In the meantime, bishops issue edicts about how to wear the stole and limit the role of lay ministers at Eucharist. The world is burning and bishops are piddling in the pond.
Now that I have gotten that off my chest, again—I want to turn briefly to the positive.
I want to praise victim/survivors of sexual abuse by clergy and religious for their undying courage and say them once more from the depth of my heart, “I am so very sorry for what you have endured and continue to endure. The pain that I have endured as an advocate does come close to what your and your families have suffered. I am so very, very sorry!”
To my brother and sister advocates, do take care of yourselves. Do not resort in anger to hateful epithets or to vindictive language in your pursuit of justice. Hold our bishops and their advisors accountable but do not bash them. Remember, data-based processes are more effective than power-based processes. Do your homework. Keep abreast of the latest studies on child abuse and the most recent insights of experts in psychology. Continue to lobby your elected officials providing them with solid information on sexual abuse and arm yourselves with examples of miscarriages of justice by both church and civil officials.
To my brother priests: I know there are more of you who have stood with victims even though for whatever reason, you declined to speak publicly. While I do not question your decision to remain silent, I ask you to search your heart and soul and ask you to at least speak in private to your bishop to let him know what you know and to assure him that your loyalty depends on his accountability as well as yours.

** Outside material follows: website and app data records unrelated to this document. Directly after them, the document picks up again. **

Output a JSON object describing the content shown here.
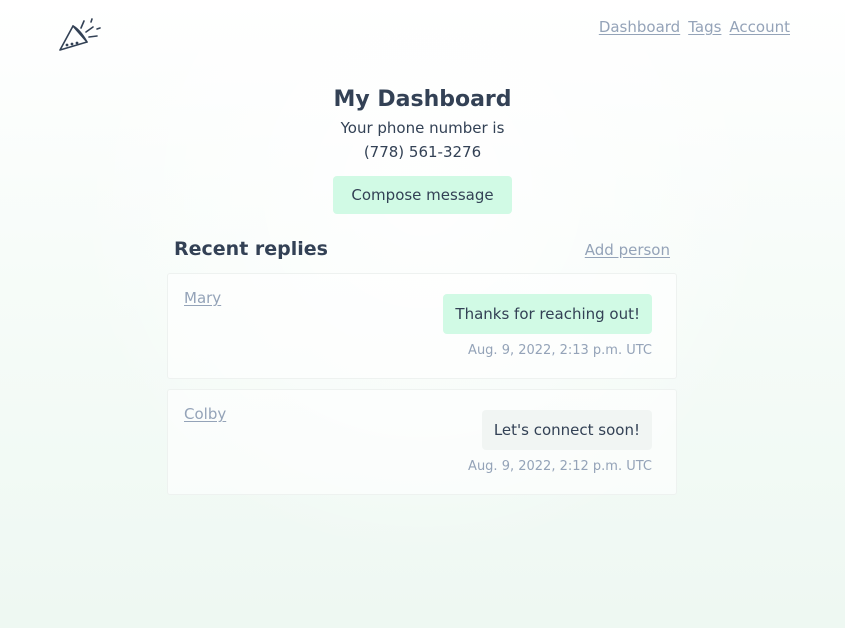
{
  "nav": {
    "items": [
      {
        "label": "Dashboard"
      },
      {
        "label": "Tags"
      },
      {
        "label": "Account"
      }
    ]
  },
  "header": {
    "title": "My Dashboard",
    "phone_prefix": "Your phone number is",
    "phone_number": "(778) 561-3276",
    "compose_label": "Compose message"
  },
  "replies": {
    "section_title": "Recent replies",
    "add_person_label": "Add person",
    "items": [
      {
        "name": "Mary",
        "message": "Thanks for reaching out!",
        "timestamp": "Aug. 9, 2022, 2:13 p.m. UTC",
        "bubble_color": "#d1fae5"
      },
      {
        "name": "Colby",
        "message": "Let's connect soon!",
        "timestamp": "Aug. 9, 2022, 2:12 p.m. UTC",
        "bubble_color": "#f1f5f3"
      }
    ]
  },
  "icons": {
    "logo": "party-popper-icon"
  },
  "colors": {
    "accent": "#d1fae5",
    "text": "#334155",
    "muted": "#94a3b8"
  }
}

To my brother priests who knew and still know who’s doing what with whom, it’s never too late to take a courageous stand for justice and integrity even at the risk of a loss of a few perks or worse. In the words of Dietrich Bonhoeffer, “There are no cheap graces.” The clerical system is broken and clerical privilege is on the way out.
To members of the VOICE of the FAITHFUL, take the words of Bill Casey and David O’Brien in their recent article, Shared Burden, to heart: “VOTF, it is our conviction, provides [the] opportunity at a particularly critical moment in U.S. Catholic history. Since the sexual- abuse crisis exploded in 2002, the bishops have taken some significant steps to prevent future abuse, but they have failed to address what we think are the underlying causes of the worst scandal in the history of the Catholic Church in the United States. Bishop are unlikely to open up the decision-making process unless there are strong, independent Catholic organizations working to make the church’s pastoral planning, personnel policies, and financial operations more transparent, honest and accountable.” [Commonweal, October 12, 2007] ( For the full text of the article, click ‘Notes, Quotes & Comments’ on my website. )
I dream of that day when our bishops will speak as vehemently against the slaughter of the innocent souls of those who have been sexually abused by a priest or religious as they do about the death of a child in the womb.
I dream of that day when bishops, priests, deacons, religious and lay people will once again consider their common baptismal call to be one people of God, sharing in the joys and pains of the entire Body of Christ, indeed of the world, as the most significant sign that Christ is indeed alive. I dream of that day when transparency will replace secrecy, when truth will be honored not by exception but by rule, when integrity will be the umbrella virtue that authenticates the gospel without equivocation.
Until that day, my words remain firm: “There will be no forgiveness and healing until there is justice; no justice until there is the full disclosure of truth; no disclosure of truth until there is full accountability.”
We are not there yet but we must not let hope die.
I am deeply grateful for and humbled by the honor you have conferred on me.
Kenneth E. Lasch
Diocese of Paterson